-- Opening Marker --

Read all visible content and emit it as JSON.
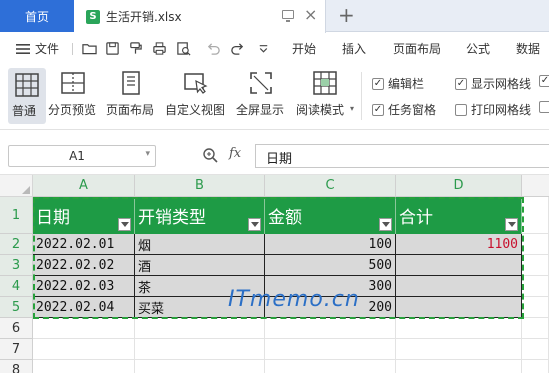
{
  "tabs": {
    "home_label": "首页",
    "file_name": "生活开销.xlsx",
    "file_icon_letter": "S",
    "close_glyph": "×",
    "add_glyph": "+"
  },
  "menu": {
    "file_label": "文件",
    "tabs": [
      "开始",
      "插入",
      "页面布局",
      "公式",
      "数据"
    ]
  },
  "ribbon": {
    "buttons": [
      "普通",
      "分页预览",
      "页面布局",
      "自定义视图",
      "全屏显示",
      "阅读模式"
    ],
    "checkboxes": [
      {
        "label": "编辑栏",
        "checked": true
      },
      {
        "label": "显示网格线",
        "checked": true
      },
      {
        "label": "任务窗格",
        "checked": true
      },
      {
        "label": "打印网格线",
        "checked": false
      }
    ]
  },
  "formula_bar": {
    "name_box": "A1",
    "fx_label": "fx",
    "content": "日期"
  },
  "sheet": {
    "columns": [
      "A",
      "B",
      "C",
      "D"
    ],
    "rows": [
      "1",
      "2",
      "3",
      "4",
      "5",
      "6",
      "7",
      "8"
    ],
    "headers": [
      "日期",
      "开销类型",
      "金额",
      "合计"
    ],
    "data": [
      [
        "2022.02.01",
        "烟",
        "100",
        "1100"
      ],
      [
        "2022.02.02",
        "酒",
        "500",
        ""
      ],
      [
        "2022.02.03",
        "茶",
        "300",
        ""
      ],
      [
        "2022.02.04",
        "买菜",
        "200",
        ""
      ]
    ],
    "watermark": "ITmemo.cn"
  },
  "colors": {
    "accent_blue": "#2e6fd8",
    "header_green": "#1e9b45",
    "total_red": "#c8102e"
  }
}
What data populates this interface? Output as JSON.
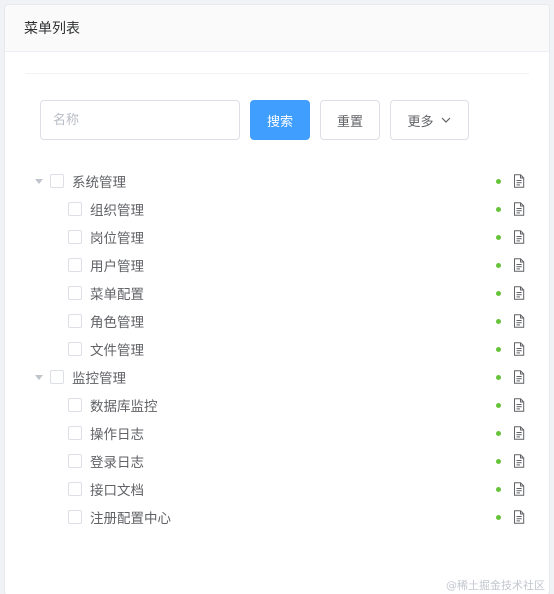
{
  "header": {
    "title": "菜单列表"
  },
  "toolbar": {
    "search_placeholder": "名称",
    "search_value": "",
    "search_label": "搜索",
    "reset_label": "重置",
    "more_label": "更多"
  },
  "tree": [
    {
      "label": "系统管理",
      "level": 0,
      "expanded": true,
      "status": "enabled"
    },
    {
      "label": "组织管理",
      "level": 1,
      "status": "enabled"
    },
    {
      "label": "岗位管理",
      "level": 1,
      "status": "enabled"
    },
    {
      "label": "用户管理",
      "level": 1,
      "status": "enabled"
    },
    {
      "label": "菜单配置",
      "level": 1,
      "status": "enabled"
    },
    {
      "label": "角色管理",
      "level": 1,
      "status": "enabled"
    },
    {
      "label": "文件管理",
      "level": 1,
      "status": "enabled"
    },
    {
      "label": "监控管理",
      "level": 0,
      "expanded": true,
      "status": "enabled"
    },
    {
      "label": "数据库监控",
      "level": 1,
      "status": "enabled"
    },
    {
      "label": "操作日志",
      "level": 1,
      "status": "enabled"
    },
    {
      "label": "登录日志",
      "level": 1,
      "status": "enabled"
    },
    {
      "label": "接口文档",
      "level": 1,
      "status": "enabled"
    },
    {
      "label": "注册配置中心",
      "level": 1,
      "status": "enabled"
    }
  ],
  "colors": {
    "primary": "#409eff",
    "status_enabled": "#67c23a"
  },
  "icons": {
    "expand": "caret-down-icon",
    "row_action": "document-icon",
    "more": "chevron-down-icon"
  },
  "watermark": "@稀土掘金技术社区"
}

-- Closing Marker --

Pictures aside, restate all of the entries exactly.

Read all visible content and emit it as JSON.
{
  "tabs": {
    "home_label": "首页",
    "file_name": "生活开销.xlsx",
    "file_icon_letter": "S",
    "close_glyph": "×",
    "add_glyph": "+"
  },
  "menu": {
    "file_label": "文件",
    "tabs": [
      "开始",
      "插入",
      "页面布局",
      "公式",
      "数据"
    ]
  },
  "ribbon": {
    "buttons": [
      "普通",
      "分页预览",
      "页面布局",
      "自定义视图",
      "全屏显示",
      "阅读模式"
    ],
    "checkboxes": [
      {
        "label": "编辑栏",
        "checked": true
      },
      {
        "label": "显示网格线",
        "checked": true
      },
      {
        "label": "任务窗格",
        "checked": true
      },
      {
        "label": "打印网格线",
        "checked": false
      }
    ]
  },
  "formula_bar": {
    "name_box": "A1",
    "fx_label": "fx",
    "content": "日期"
  },
  "sheet": {
    "columns": [
      "A",
      "B",
      "C",
      "D"
    ],
    "rows": [
      "1",
      "2",
      "3",
      "4",
      "5",
      "6",
      "7",
      "8"
    ],
    "headers": [
      "日期",
      "开销类型",
      "金额",
      "合计"
    ],
    "data": [
      [
        "2022.02.01",
        "烟",
        "100",
        "1100"
      ],
      [
        "2022.02.02",
        "酒",
        "500",
        ""
      ],
      [
        "2022.02.03",
        "茶",
        "300",
        ""
      ],
      [
        "2022.02.04",
        "买菜",
        "200",
        ""
      ]
    ],
    "watermark": "ITmemo.cn"
  },
  "colors": {
    "accent_blue": "#2e6fd8",
    "header_green": "#1e9b45",
    "total_red": "#c8102e"
  }
}
What data populates this interface? Output as JSON.
{
  "header": {
    "title": "菜单列表"
  },
  "toolbar": {
    "search_placeholder": "名称",
    "search_value": "",
    "search_label": "搜索",
    "reset_label": "重置",
    "more_label": "更多"
  },
  "tree": [
    {
      "label": "系统管理",
      "level": 0,
      "expanded": true,
      "status": "enabled"
    },
    {
      "label": "组织管理",
      "level": 1,
      "status": "enabled"
    },
    {
      "label": "岗位管理",
      "level": 1,
      "status": "enabled"
    },
    {
      "label": "用户管理",
      "level": 1,
      "status": "enabled"
    },
    {
      "label": "菜单配置",
      "level": 1,
      "status": "enabled"
    },
    {
      "label": "角色管理",
      "level": 1,
      "status": "enabled"
    },
    {
      "label": "文件管理",
      "level": 1,
      "status": "enabled"
    },
    {
      "label": "监控管理",
      "level": 0,
      "expanded": true,
      "status": "enabled"
    },
    {
      "label": "数据库监控",
      "level": 1,
      "status": "enabled"
    },
    {
      "label": "操作日志",
      "level": 1,
      "status": "enabled"
    },
    {
      "label": "登录日志",
      "level": 1,
      "status": "enabled"
    },
    {
      "label": "接口文档",
      "level": 1,
      "status": "enabled"
    },
    {
      "label": "注册配置中心",
      "level": 1,
      "status": "enabled"
    }
  ],
  "colors": {
    "primary": "#409eff",
    "status_enabled": "#67c23a"
  },
  "icons": {
    "expand": "caret-down-icon",
    "row_action": "document-icon",
    "more": "chevron-down-icon"
  },
  "watermark": "@稀土掘金技术社区"
}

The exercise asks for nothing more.